Arizona law requires that any gift card subject to an expiration date or fee must have a printed disclosure visible to the consumer before purchase. However, while paper gift certificates must disclose the terms on the face of the certificate, plastic gift cards do not. The terms for a plastic card have to be disclosed either on accompanying printed materials or on a sign at the point of purchase.
Retailers selling gift cards over the Internet must disclose any fees or expiration dates to consumers before purchase. Sales representatives helping consumers purchase gift cards over the phone must disclose any fees or expiration dates before purchase. But if you buy a gift card in person, you need to look for the terms in writing or ask a sales representative what they are.
When shopping for gift cards, consumers should ask the following questions:
- Is there a service charge? Some stores charge a fee to purchase the card.
- Does the gift certificate or gift card expire? Some cards expire a year or less after purchase.
- Is there a dormancy fee? These fees typically kick in if the card is not used within a set time period usually between six months and a year. The fee may be as high as $2 per month and will accrue until the value of the card is exhausted.
- Is there a maintenance fee? Like the dormancy fee, this charge applies if the card is used but not exhausted. Typically, the charges kick in every month after a set time when the balance is not used, deducting a low percentage of the remaining balance each month.
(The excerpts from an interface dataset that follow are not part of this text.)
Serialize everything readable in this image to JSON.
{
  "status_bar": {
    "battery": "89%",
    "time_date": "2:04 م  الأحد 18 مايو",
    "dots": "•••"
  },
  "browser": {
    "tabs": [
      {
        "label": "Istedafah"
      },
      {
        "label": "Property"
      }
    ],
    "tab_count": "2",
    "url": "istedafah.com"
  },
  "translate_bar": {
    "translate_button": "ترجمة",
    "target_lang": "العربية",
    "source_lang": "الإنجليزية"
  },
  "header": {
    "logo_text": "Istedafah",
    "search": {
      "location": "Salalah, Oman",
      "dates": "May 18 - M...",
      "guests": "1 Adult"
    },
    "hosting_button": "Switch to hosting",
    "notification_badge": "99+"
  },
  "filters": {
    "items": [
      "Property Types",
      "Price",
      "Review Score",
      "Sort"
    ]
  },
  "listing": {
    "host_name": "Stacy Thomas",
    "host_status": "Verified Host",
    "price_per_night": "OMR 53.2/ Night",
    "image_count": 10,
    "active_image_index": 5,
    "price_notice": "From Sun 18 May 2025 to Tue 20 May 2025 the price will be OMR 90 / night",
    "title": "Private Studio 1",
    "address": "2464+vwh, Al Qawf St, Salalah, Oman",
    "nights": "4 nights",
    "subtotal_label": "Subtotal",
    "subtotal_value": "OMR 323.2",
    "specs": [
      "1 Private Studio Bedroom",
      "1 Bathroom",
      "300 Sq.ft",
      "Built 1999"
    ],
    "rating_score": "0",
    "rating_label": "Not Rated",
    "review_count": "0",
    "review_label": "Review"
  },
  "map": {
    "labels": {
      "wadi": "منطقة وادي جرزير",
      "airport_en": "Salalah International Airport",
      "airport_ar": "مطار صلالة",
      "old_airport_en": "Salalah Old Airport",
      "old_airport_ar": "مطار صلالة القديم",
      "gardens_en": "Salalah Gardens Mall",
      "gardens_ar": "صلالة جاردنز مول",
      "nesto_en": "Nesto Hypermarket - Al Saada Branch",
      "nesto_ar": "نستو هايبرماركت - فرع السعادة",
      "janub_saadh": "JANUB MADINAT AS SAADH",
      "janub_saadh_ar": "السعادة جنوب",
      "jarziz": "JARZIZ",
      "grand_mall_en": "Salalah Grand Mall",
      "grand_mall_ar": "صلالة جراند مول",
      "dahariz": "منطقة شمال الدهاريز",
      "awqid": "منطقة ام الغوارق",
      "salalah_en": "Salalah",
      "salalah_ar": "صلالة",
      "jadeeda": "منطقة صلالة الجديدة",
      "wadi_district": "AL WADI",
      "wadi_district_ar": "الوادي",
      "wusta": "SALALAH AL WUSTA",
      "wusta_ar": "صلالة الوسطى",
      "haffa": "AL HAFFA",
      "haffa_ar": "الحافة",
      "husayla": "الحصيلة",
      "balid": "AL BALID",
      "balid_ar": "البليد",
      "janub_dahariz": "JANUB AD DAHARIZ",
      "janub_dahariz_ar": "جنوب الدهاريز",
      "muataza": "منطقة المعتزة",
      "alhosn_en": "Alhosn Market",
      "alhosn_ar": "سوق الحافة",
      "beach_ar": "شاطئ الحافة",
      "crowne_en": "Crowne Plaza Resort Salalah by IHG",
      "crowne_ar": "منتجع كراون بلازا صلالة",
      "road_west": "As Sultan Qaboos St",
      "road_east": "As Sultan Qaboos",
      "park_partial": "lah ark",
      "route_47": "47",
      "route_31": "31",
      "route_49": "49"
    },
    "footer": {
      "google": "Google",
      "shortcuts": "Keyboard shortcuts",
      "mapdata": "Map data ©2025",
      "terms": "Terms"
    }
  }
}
- If the card is used for merchandise valued at less than the certificate's value, can you get any cash back? Often the answer is no.
- If the gift card is store-specific, remember to ask if it can be used at other locations or for online purchases.
- Make sure that the gift card you purchase comes in a sealed package where the numbers are not visible on the outside, or is obtained from the cashier from a supply of gift cards that have not been displayed. This will ensure that the card number hasn't been stolen prior to you purchasing the gift card.
There are gift cards available everywhere. Grocery stores, gift stores, appliance stores, restaurants, movies--chances are that if you can purchase it, you can get a gift card for it, too. Make sure you ask all the questions that you need to so that you understand what the restrictions are.
Although this warning didn't come from the Arizona Attorney General, I'll add another one. If you see an advertisement online for a free gift card, sometimes in amounts up to $500, for answering a survey or some other innocent sounding request, don't bother. If there are legitimate free gift cards out there, I've never seen one, and chances are you will thereafter be bombarded with email advertisements from vendors who obtain your personal information. That old adage, 'if it seems to good to be true, it is' comes into play here. Everyone would like a free $500 gift card for doing nothing, but it's not going to happen. Worse, you may end up inadvertently ordering products that you don't need or want, and you still won't get the gift card.
If you believe you have been a victim of fraud, please contact the Attorney General's Office at 602-542-5763 in Phoenix; 520-628-6504 in Tucson; or 1-800-352-8431 outside the metro areas. You can also file an online complaint.
Information included here was provided courtesy of the Arizona Attorney General's Office.